Calling Animals by Name
by Vicki Hearne
I haven\’t read a book this difficult nor so excellent, in quite some time. Vicki Hearne is an animal trainer who works with dogs and horses, also writes poetry and studies philosophy. So the book touches on all those things, but mostly is (to my understanding) about how we communicate with animals, how that relates to understanding and training them. I can\’t quite explain how that all intertwines with philosophy, because I admit I didn\’t understand all those parts. I like how the author thinks, but often the details of her explanations would loose me (thus it was a good book to take to bed. About one chapter and my brain was tired!) I think it shows its time, because a lot of her stance appears to be reactionary to the aftermath of Hitler\’s era- she encounters a lot of dog owners and trainers who believe that strict obedience is abhorrent because look what it lead to in Germany. Also she butts heads with lots of people- pet owners, trainers she disapproves of, behavioral scientists and university professors all- who claim that animals react to things merely in a mechanical fashion and have no sense of reason or emotion. Hearne adamantly believes otherwise, and strives to prove it. She shares some compelling stories about training dogs in obedience and tracking work, and of working with problematic horses. I found her description of how horses think and communicate particularly fascinating- I didn\’t know they were so tactile. There\’s also a very interesting section about pit bull dogs. She had one, and the media hysteria about these dogs as dangerous animals was just starting to boil up. She remembers when these dogs were beloved as a bold, friendly and all-american breed. Runs into trouble when brings one on campus, even though the dog is obviously well-mannered. I was most curious to read one of the final chapters, which is her opinions on how cats think and deal with people, but admit I had trouble comprehending that one. It\’s definitely a book I\’m keeping on my shelf to read again, because I want to understand better the things Hearne is getting at.

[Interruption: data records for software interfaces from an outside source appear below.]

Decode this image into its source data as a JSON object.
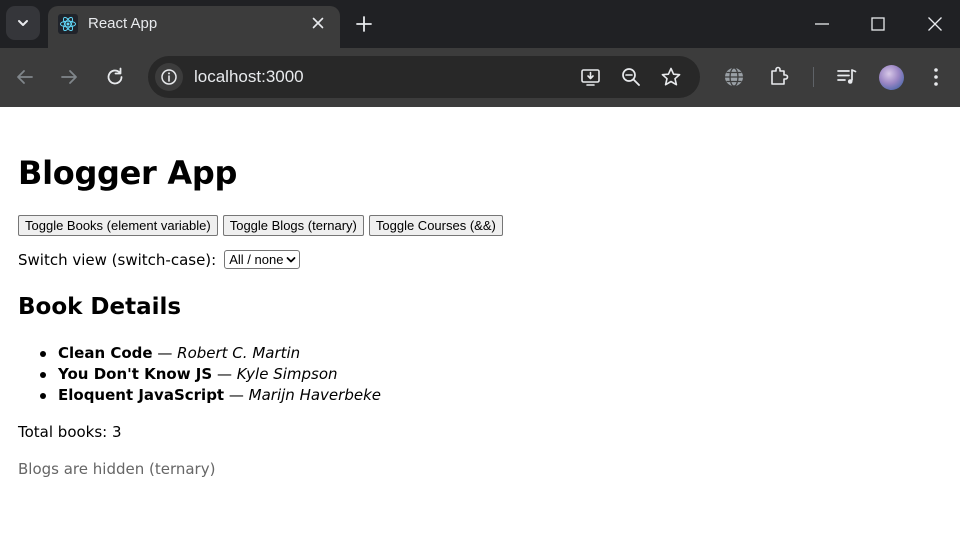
{
  "browser": {
    "tab": {
      "title": "React App",
      "favicon": "react-logo-icon"
    },
    "address_bar": {
      "url": "localhost:3000"
    },
    "toolbar_icons": [
      "back-icon",
      "forward-icon",
      "reload-icon",
      "site-info-icon",
      "install-app-icon",
      "zoom-icon",
      "bookmark-star-icon",
      "translate-icon",
      "extensions-icon",
      "media-controls-icon",
      "profile-avatar",
      "menu-icon"
    ],
    "window_controls": [
      "minimize-icon",
      "maximize-icon",
      "close-window-icon"
    ]
  },
  "app": {
    "title": "Blogger App",
    "buttons": {
      "toggle_books": "Toggle Books (element variable)",
      "toggle_blogs": "Toggle Blogs (ternary)",
      "toggle_courses": "Toggle Courses (&&)"
    },
    "switch_view": {
      "label": "Switch view (switch-case):",
      "selected": "All / none"
    },
    "book_details": {
      "heading": "Book Details",
      "separator": "—",
      "books": [
        {
          "title": "Clean Code",
          "author": "Robert C. Martin"
        },
        {
          "title": "You Don't Know JS",
          "author": "Kyle Simpson"
        },
        {
          "title": "Eloquent JavaScript",
          "author": "Marijn Haverbeke"
        }
      ],
      "total": "Total books: 3"
    },
    "blogs_hidden_note": "Blogs are hidden (ternary)"
  }
}
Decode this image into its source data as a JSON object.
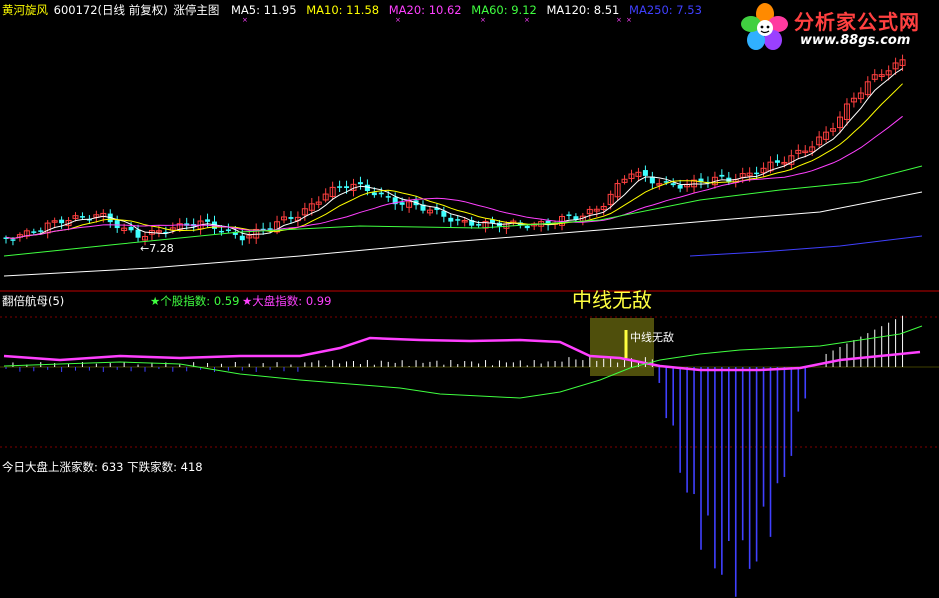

Oh, and I loved the fact that she was constantly referring to literature, especially how stories about animals reflected or influenced our ideas and perceptions of them. She mentions myriad famous animal stories, also quotes from Virginia Woolf, Shakespeare, C.S. Lewis and Rudyard Kipling. And the introduction was written by Donald McCaig. I always enjoy it when the books I have talk to other books I also have on my shelves. It makes me feel like they are having a conversation and I am in the middle and in good company.
Rating: 4/5 274 pages, 1982
From the Armchair